And it isn't the first time.
Whole Foods, long nicknamed “Whole Paycheck” by some shoppers, has been overcharging New York City customers for pre-packed food. According to a statement released by the NYC Department of Consumer Affairs, the upscale chain has “routinely overstated the weights of its pre-packaged products — including meats, dairy and baked goods,” while inflating the prices of those items. The agency says that after testing more than 80 pre-packaged goods at eight Whole Food stores around the city, it found that price gouging varied from “$0.80 for a package of pecan panko to $14.84 for a package of coconut shrimp.”

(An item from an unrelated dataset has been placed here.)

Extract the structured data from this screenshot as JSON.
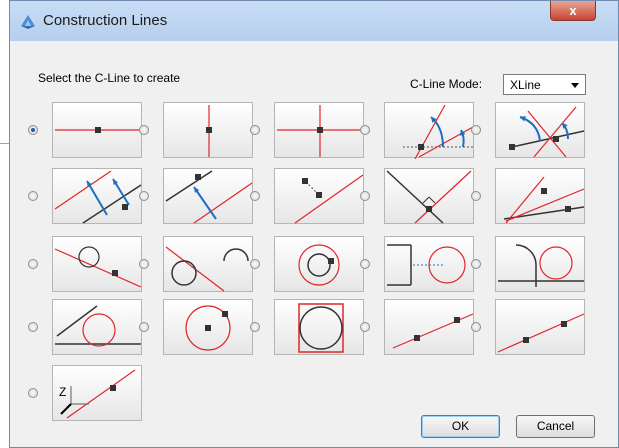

DCA commissioner Julie Menin was blunt in her assessment of how pervasive and serious the overcharges are. “Our inspectors tell me this is the worst case of mislabeling they have seen in their careers, which DCA and New Yorkers will not tolerate,” she said in a press release.

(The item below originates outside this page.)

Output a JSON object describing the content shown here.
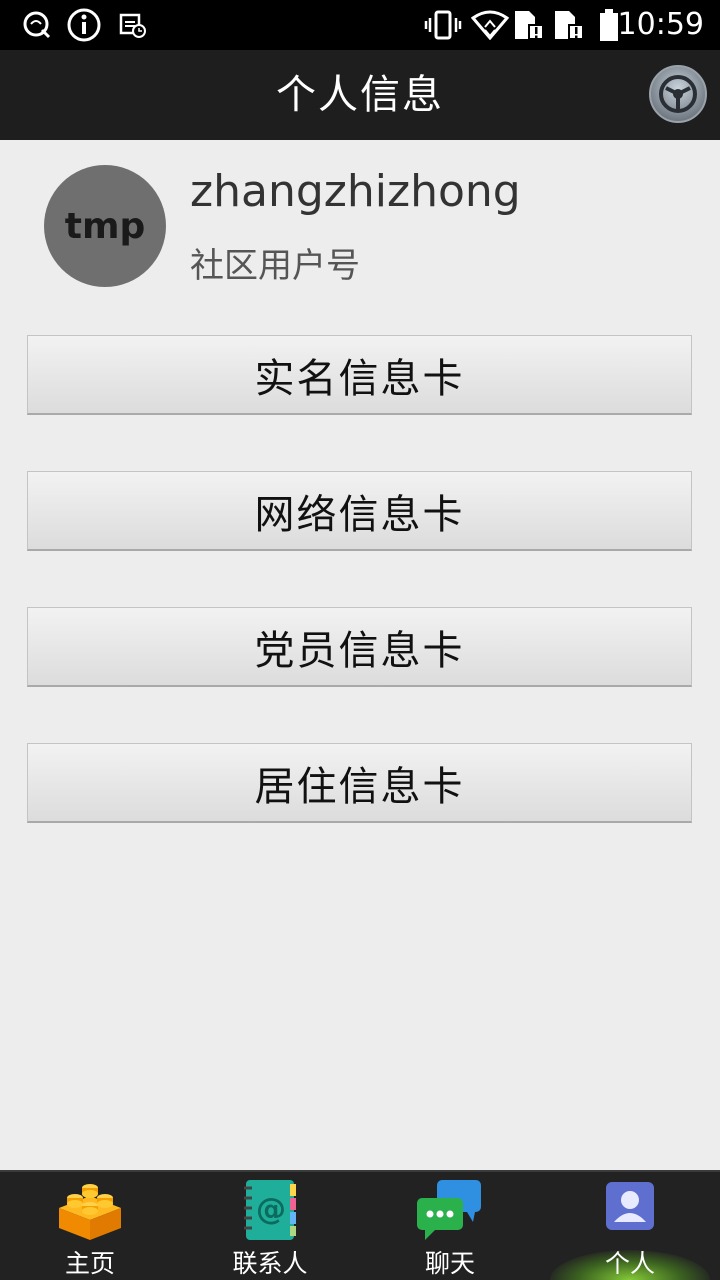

An example of overpriced and inaccurately weight-labeled Whole Foods products cited by the agency in its press statement reads as follows:
- DCA inspected eight packages of vegetable platters, which were priced at $20/package. Consumers who purchased these packages would have been, on average, overcharged by $2.50—a profit of $20 for the eight packages. One package was overpriced by $6.15.

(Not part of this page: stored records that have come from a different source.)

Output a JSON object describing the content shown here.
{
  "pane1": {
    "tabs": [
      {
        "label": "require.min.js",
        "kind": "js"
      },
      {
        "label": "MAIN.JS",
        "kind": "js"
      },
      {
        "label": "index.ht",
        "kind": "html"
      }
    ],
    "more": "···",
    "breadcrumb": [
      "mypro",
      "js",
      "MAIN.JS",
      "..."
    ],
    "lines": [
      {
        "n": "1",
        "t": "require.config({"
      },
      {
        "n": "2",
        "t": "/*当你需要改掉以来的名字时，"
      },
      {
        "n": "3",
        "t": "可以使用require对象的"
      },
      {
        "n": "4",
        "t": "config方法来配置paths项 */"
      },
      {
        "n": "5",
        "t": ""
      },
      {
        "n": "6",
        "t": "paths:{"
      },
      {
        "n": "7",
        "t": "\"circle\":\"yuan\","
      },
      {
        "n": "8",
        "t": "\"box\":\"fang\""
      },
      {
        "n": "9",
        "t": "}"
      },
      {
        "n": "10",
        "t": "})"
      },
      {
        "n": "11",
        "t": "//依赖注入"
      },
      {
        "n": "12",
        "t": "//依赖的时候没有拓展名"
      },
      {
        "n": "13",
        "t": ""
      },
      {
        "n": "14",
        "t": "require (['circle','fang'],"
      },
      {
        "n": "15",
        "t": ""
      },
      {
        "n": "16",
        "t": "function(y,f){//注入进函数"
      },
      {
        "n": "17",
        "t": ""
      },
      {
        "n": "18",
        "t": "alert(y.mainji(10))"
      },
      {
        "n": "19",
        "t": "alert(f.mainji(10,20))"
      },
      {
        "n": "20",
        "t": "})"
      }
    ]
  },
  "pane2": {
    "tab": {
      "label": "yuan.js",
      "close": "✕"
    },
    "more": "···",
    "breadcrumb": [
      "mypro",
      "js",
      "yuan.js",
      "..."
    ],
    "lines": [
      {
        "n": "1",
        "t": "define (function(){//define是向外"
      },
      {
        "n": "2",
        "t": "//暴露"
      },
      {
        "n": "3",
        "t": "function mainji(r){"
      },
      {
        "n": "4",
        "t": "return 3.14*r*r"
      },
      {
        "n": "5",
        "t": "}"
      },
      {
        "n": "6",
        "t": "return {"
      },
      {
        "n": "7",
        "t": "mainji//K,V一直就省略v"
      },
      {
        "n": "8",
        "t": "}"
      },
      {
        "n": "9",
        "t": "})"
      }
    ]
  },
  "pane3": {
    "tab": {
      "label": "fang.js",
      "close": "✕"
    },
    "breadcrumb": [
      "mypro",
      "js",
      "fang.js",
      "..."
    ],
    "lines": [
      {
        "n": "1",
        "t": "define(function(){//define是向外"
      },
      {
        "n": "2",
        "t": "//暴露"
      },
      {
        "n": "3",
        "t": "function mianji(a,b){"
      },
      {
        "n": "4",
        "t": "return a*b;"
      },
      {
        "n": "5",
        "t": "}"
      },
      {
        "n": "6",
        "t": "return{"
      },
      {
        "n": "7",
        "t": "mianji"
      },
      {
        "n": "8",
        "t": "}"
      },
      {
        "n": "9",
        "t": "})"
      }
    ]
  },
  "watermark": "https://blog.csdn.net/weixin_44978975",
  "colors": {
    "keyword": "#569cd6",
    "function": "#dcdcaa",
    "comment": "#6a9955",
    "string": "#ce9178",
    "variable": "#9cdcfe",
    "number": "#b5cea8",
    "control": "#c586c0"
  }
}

- DCA inspected eight packages of chicken tenders, which were priced at $9.99/pound. Consumers who purchased these packages would have been, on average, overcharged by $4.13—a profit of $33.04 for the eight packages. One package was overpriced by $4.85.
- DCA inspected four packages of berries, which were priced at $8.58/package. Consumers who purchased these packages would have been, on average, overcharged by $1.15—a profit of $4.60 for the four packages. One package was overpriced by $1.84.
This isn’t the first time Whole Foods has landed in hot water for questionable pricing. DCA pointed to a civil consumer protection case brought against the company following a 2012 investigation of prices at Whole Foods stores around California. The case resulted in an $800,000 fine for the grocery market chain.
Whole Foods may find itself facing similar penalties in New York. According to the DCA release, fines for falsely labeling a package can go as high as “$950 for the first violation and up to $1,700 for a subsequent violation. The potential number of violations that Whole Foods faces for all pre-packaged goods in the NYC stores is in the thousands.”
Read More »
- How Huge Corporations Are Sneakily Taking Over Charming Little Hotels and Restaurants
- Whole Foods Launches Radical New Food Labeling Plan
- 18 Foods You Don't Need to Buy Organic